▶ DATA EXCERPTS:
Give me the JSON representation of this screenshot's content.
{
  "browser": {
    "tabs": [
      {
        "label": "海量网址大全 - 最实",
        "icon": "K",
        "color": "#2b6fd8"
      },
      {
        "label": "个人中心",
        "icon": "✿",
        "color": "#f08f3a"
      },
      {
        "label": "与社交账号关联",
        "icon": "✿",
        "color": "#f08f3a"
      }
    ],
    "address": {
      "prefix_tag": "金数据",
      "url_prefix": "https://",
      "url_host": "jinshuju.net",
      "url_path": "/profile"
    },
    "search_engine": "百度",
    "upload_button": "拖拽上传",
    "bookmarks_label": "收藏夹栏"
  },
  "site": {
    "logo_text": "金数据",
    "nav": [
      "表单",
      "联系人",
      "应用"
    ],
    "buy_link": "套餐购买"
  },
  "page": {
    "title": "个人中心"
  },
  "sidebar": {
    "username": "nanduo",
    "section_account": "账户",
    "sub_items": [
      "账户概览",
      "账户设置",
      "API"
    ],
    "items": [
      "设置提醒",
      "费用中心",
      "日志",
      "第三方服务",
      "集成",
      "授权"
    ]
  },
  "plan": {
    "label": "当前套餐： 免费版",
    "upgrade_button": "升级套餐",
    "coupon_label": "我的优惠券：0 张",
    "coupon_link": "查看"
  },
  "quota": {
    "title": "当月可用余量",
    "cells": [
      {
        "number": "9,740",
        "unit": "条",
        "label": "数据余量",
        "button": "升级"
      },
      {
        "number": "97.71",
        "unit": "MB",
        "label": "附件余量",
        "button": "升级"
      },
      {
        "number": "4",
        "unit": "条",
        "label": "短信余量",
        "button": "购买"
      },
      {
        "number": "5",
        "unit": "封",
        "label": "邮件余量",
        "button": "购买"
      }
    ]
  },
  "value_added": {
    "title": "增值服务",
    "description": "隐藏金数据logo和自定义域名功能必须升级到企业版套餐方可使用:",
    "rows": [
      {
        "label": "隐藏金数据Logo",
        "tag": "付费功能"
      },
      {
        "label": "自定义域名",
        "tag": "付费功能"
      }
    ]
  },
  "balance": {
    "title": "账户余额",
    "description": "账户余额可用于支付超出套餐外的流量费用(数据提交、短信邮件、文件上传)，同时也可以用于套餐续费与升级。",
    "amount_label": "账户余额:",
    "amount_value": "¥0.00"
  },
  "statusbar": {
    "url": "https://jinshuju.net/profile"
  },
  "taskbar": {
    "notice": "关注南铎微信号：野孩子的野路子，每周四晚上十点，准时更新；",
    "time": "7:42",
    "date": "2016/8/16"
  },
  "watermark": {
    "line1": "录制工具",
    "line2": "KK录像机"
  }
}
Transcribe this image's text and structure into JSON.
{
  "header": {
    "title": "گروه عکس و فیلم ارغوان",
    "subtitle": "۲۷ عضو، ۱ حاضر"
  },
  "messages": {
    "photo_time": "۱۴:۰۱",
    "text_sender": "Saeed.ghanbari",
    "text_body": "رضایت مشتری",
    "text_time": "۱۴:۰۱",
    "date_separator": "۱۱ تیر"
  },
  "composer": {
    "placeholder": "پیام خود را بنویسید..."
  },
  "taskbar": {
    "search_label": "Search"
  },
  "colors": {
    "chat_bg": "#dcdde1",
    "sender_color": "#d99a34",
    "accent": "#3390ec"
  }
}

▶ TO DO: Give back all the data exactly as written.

▶ COMPLETED TASK:
Give me the JSON representation of this screenshot's content.
{
  "browser": {
    "tabs": [
      {
        "label": "海量网址大全 - 最实",
        "icon": "K",
        "color": "#2b6fd8"
      },
      {
        "label": "个人中心",
        "icon": "✿",
        "color": "#f08f3a"
      },
      {
        "label": "与社交账号关联",
        "icon": "✿",
        "color": "#f08f3a"
      }
    ],
    "address": {
      "prefix_tag": "金数据",
      "url_prefix": "https://",
      "url_host": "jinshuju.net",
      "url_path": "/profile"
    },
    "search_engine": "百度",
    "upload_button": "拖拽上传",
    "bookmarks_label": "收藏夹栏"
  },
  "site": {
    "logo_text": "金数据",
    "nav": [
      "表单",
      "联系人",
      "应用"
    ],
    "buy_link": "套餐购买"
  },
  "page": {
    "title": "个人中心"
  },
  "sidebar": {
    "username": "nanduo",
    "section_account": "账户",
    "sub_items": [
      "账户概览",
      "账户设置",
      "API"
    ],
    "items": [
      "设置提醒",
      "费用中心",
      "日志",
      "第三方服务",
      "集成",
      "授权"
    ]
  },
  "plan": {
    "label": "当前套餐： 免费版",
    "upgrade_button": "升级套餐",
    "coupon_label": "我的优惠券：0 张",
    "coupon_link": "查看"
  },
  "quota": {
    "title": "当月可用余量",
    "cells": [
      {
        "number": "9,740",
        "unit": "条",
        "label": "数据余量",
        "button": "升级"
      },
      {
        "number": "97.71",
        "unit": "MB",
        "label": "附件余量",
        "button": "升级"
      },
      {
        "number": "4",
        "unit": "条",
        "label": "短信余量",
        "button": "购买"
      },
      {
        "number": "5",
        "unit": "封",
        "label": "邮件余量",
        "button": "购买"
      }
    ]
  },
  "value_added": {
    "title": "增值服务",
    "description": "隐藏金数据logo和自定义域名功能必须升级到企业版套餐方可使用:",
    "rows": [
      {
        "label": "隐藏金数据Logo",
        "tag": "付费功能"
      },
      {
        "label": "自定义域名",
        "tag": "付费功能"
      }
    ]
  },
  "balance": {
    "title": "账户余额",
    "description": "账户余额可用于支付超出套餐外的流量费用(数据提交、短信邮件、文件上传)，同时也可以用于套餐续费与升级。",
    "amount_label": "账户余额:",
    "amount_value": "¥0.00"
  },
  "statusbar": {
    "url": "https://jinshuju.net/profile"
  },
  "taskbar": {
    "notice": "关注南铎微信号：野孩子的野路子，每周四晚上十点，准时更新；",
    "time": "7:42",
    "date": "2016/8/16"
  },
  "watermark": {
    "line1": "录制工具",
    "line2": "KK录像机"
  }
}
Transcribe this image's text and structure into JSON.
{
  "header": {
    "title": "گروه عکس و فیلم ارغوان",
    "subtitle": "۲۷ عضو، ۱ حاضر"
  },
  "messages": {
    "photo_time": "۱۴:۰۱",
    "text_sender": "Saeed.ghanbari",
    "text_body": "رضایت مشتری",
    "text_time": "۱۴:۰۱",
    "date_separator": "۱۱ تیر"
  },
  "composer": {
    "placeholder": "پیام خود را بنویسید..."
  },
  "taskbar": {
    "search_label": "Search"
  },
  "colors": {
    "chat_bg": "#dcdde1",
    "sender_color": "#d99a34",
    "accent": "#3390ec"
  }
}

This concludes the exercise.